__Task objective__
An exact retyping of all lines below is the answer; pictures do not belong in it.

*** Block opens ***

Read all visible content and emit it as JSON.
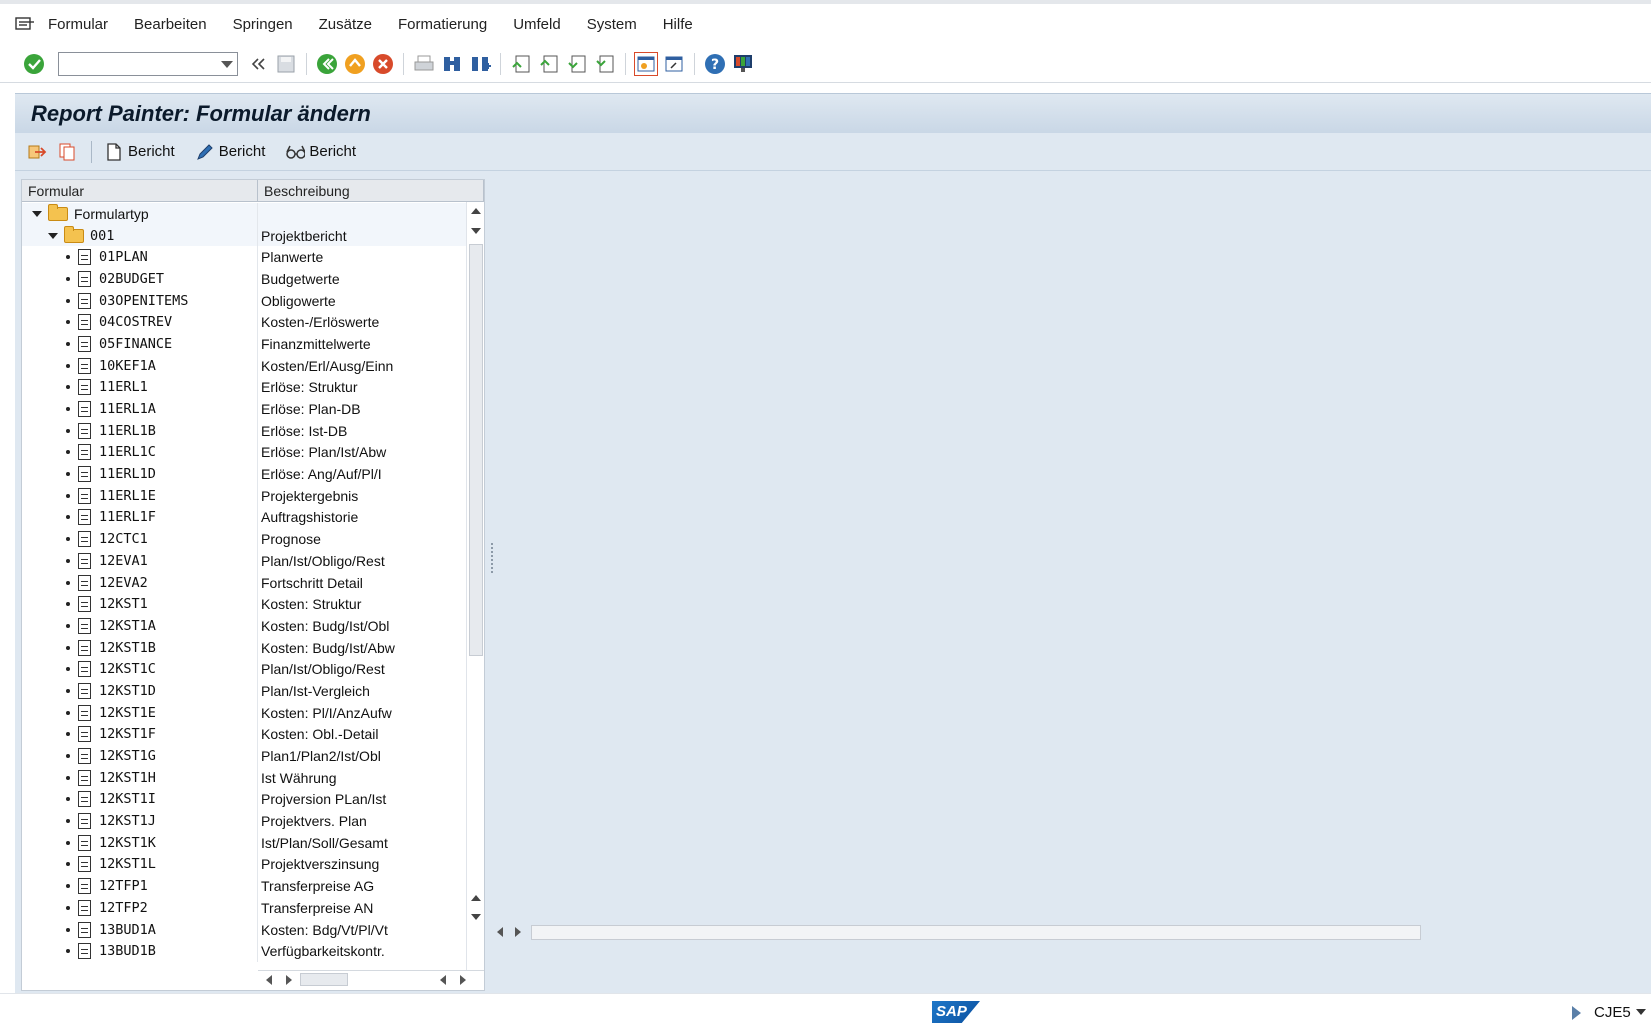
{
  "menu": {
    "items": [
      {
        "label": "Formular"
      },
      {
        "label": "Bearbeiten"
      },
      {
        "label": "Springen"
      },
      {
        "label": "Zusätze"
      },
      {
        "label": "Formatierung"
      },
      {
        "label": "Umfeld"
      },
      {
        "label": "System"
      },
      {
        "label": "Hilfe"
      }
    ]
  },
  "toolbar": {
    "command_field_value": ""
  },
  "title": "Report Painter: Formular ändern",
  "app_toolbar": {
    "buttons": [
      {
        "label": "Bericht",
        "icon": "document-icon"
      },
      {
        "label": "Bericht",
        "icon": "pencil-icon"
      },
      {
        "label": "Bericht",
        "icon": "glasses-icon"
      }
    ]
  },
  "tree": {
    "headers": [
      "Formular",
      "Beschreibung"
    ],
    "root": {
      "label": "Formulartyp"
    },
    "folder": {
      "label": "001",
      "desc": "Projektbericht"
    },
    "items": [
      {
        "name": "01PLAN",
        "desc": "Planwerte"
      },
      {
        "name": "02BUDGET",
        "desc": "Budgetwerte"
      },
      {
        "name": "03OPENITEMS",
        "desc": "Obligowerte"
      },
      {
        "name": "04COSTREV",
        "desc": "Kosten-/Erlöswerte"
      },
      {
        "name": "05FINANCE",
        "desc": "Finanzmittelwerte"
      },
      {
        "name": "10KEF1A",
        "desc": "Kosten/Erl/Ausg/Einn"
      },
      {
        "name": "11ERL1",
        "desc": "Erlöse: Struktur"
      },
      {
        "name": "11ERL1A",
        "desc": "Erlöse: Plan-DB"
      },
      {
        "name": "11ERL1B",
        "desc": "Erlöse: Ist-DB"
      },
      {
        "name": "11ERL1C",
        "desc": "Erlöse: Plan/Ist/Abw"
      },
      {
        "name": "11ERL1D",
        "desc": "Erlöse: Ang/Auf/Pl/I"
      },
      {
        "name": "11ERL1E",
        "desc": "Projektergebnis"
      },
      {
        "name": "11ERL1F",
        "desc": "Auftragshistorie"
      },
      {
        "name": "12CTC1",
        "desc": "Prognose"
      },
      {
        "name": "12EVA1",
        "desc": "Plan/Ist/Obligo/Rest"
      },
      {
        "name": "12EVA2",
        "desc": "Fortschritt Detail"
      },
      {
        "name": "12KST1",
        "desc": "Kosten: Struktur"
      },
      {
        "name": "12KST1A",
        "desc": "Kosten: Budg/Ist/Obl"
      },
      {
        "name": "12KST1B",
        "desc": "Kosten: Budg/Ist/Abw"
      },
      {
        "name": "12KST1C",
        "desc": "Plan/Ist/Obligo/Rest"
      },
      {
        "name": "12KST1D",
        "desc": "Plan/Ist-Vergleich"
      },
      {
        "name": "12KST1E",
        "desc": "Kosten: Pl/I/AnzAufw"
      },
      {
        "name": "12KST1F",
        "desc": "Kosten: Obl.-Detail"
      },
      {
        "name": "12KST1G",
        "desc": "Plan1/Plan2/Ist/Obl"
      },
      {
        "name": "12KST1H",
        "desc": "Ist Währung"
      },
      {
        "name": "12KST1I",
        "desc": "Projversion PLan/Ist"
      },
      {
        "name": "12KST1J",
        "desc": "Projektvers. Plan"
      },
      {
        "name": "12KST1K",
        "desc": "Ist/Plan/Soll/Gesamt"
      },
      {
        "name": "12KST1L",
        "desc": "Projektverszinsung"
      },
      {
        "name": "12TFP1",
        "desc": "Transferpreise AG"
      },
      {
        "name": "12TFP2",
        "desc": "Transferpreise AN"
      },
      {
        "name": "13BUD1A",
        "desc": "Kosten: Bdg/Vt/Pl/Vt"
      },
      {
        "name": "13BUD1B",
        "desc": "Verfügbarkeitskontr."
      }
    ]
  },
  "status": {
    "logo": "SAP",
    "tcode": "CJE5"
  },
  "colors": {
    "title_bg": "#dfe8f1",
    "folder": "#f4c24f",
    "check_green": "#3aa43a",
    "nav_orange": "#f0a020",
    "cancel_red": "#d84a2a"
  }
}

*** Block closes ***

__Task solution__
Read all visible content and emit it as JSON.
{
  "menu": {
    "items": [
      {
        "label": "Formular"
      },
      {
        "label": "Bearbeiten"
      },
      {
        "label": "Springen"
      },
      {
        "label": "Zusätze"
      },
      {
        "label": "Formatierung"
      },
      {
        "label": "Umfeld"
      },
      {
        "label": "System"
      },
      {
        "label": "Hilfe"
      }
    ]
  },
  "toolbar": {
    "command_field_value": ""
  },
  "title": "Report Painter: Formular ändern",
  "app_toolbar": {
    "buttons": [
      {
        "label": "Bericht",
        "icon": "document-icon"
      },
      {
        "label": "Bericht",
        "icon": "pencil-icon"
      },
      {
        "label": "Bericht",
        "icon": "glasses-icon"
      }
    ]
  },
  "tree": {
    "headers": [
      "Formular",
      "Beschreibung"
    ],
    "root": {
      "label": "Formulartyp"
    },
    "folder": {
      "label": "001",
      "desc": "Projektbericht"
    },
    "items": [
      {
        "name": "01PLAN",
        "desc": "Planwerte"
      },
      {
        "name": "02BUDGET",
        "desc": "Budgetwerte"
      },
      {
        "name": "03OPENITEMS",
        "desc": "Obligowerte"
      },
      {
        "name": "04COSTREV",
        "desc": "Kosten-/Erlöswerte"
      },
      {
        "name": "05FINANCE",
        "desc": "Finanzmittelwerte"
      },
      {
        "name": "10KEF1A",
        "desc": "Kosten/Erl/Ausg/Einn"
      },
      {
        "name": "11ERL1",
        "desc": "Erlöse: Struktur"
      },
      {
        "name": "11ERL1A",
        "desc": "Erlöse: Plan-DB"
      },
      {
        "name": "11ERL1B",
        "desc": "Erlöse: Ist-DB"
      },
      {
        "name": "11ERL1C",
        "desc": "Erlöse: Plan/Ist/Abw"
      },
      {
        "name": "11ERL1D",
        "desc": "Erlöse: Ang/Auf/Pl/I"
      },
      {
        "name": "11ERL1E",
        "desc": "Projektergebnis"
      },
      {
        "name": "11ERL1F",
        "desc": "Auftragshistorie"
      },
      {
        "name": "12CTC1",
        "desc": "Prognose"
      },
      {
        "name": "12EVA1",
        "desc": "Plan/Ist/Obligo/Rest"
      },
      {
        "name": "12EVA2",
        "desc": "Fortschritt Detail"
      },
      {
        "name": "12KST1",
        "desc": "Kosten: Struktur"
      },
      {
        "name": "12KST1A",
        "desc": "Kosten: Budg/Ist/Obl"
      },
      {
        "name": "12KST1B",
        "desc": "Kosten: Budg/Ist/Abw"
      },
      {
        "name": "12KST1C",
        "desc": "Plan/Ist/Obligo/Rest"
      },
      {
        "name": "12KST1D",
        "desc": "Plan/Ist-Vergleich"
      },
      {
        "name": "12KST1E",
        "desc": "Kosten: Pl/I/AnzAufw"
      },
      {
        "name": "12KST1F",
        "desc": "Kosten: Obl.-Detail"
      },
      {
        "name": "12KST1G",
        "desc": "Plan1/Plan2/Ist/Obl"
      },
      {
        "name": "12KST1H",
        "desc": "Ist Währung"
      },
      {
        "name": "12KST1I",
        "desc": "Projversion PLan/Ist"
      },
      {
        "name": "12KST1J",
        "desc": "Projektvers. Plan"
      },
      {
        "name": "12KST1K",
        "desc": "Ist/Plan/Soll/Gesamt"
      },
      {
        "name": "12KST1L",
        "desc": "Projektverszinsung"
      },
      {
        "name": "12TFP1",
        "desc": "Transferpreise AG"
      },
      {
        "name": "12TFP2",
        "desc": "Transferpreise AN"
      },
      {
        "name": "13BUD1A",
        "desc": "Kosten: Bdg/Vt/Pl/Vt"
      },
      {
        "name": "13BUD1B",
        "desc": "Verfügbarkeitskontr."
      }
    ]
  },
  "status": {
    "logo": "SAP",
    "tcode": "CJE5"
  },
  "colors": {
    "title_bg": "#dfe8f1",
    "folder": "#f4c24f",
    "check_green": "#3aa43a",
    "nav_orange": "#f0a020",
    "cancel_red": "#d84a2a"
  }
}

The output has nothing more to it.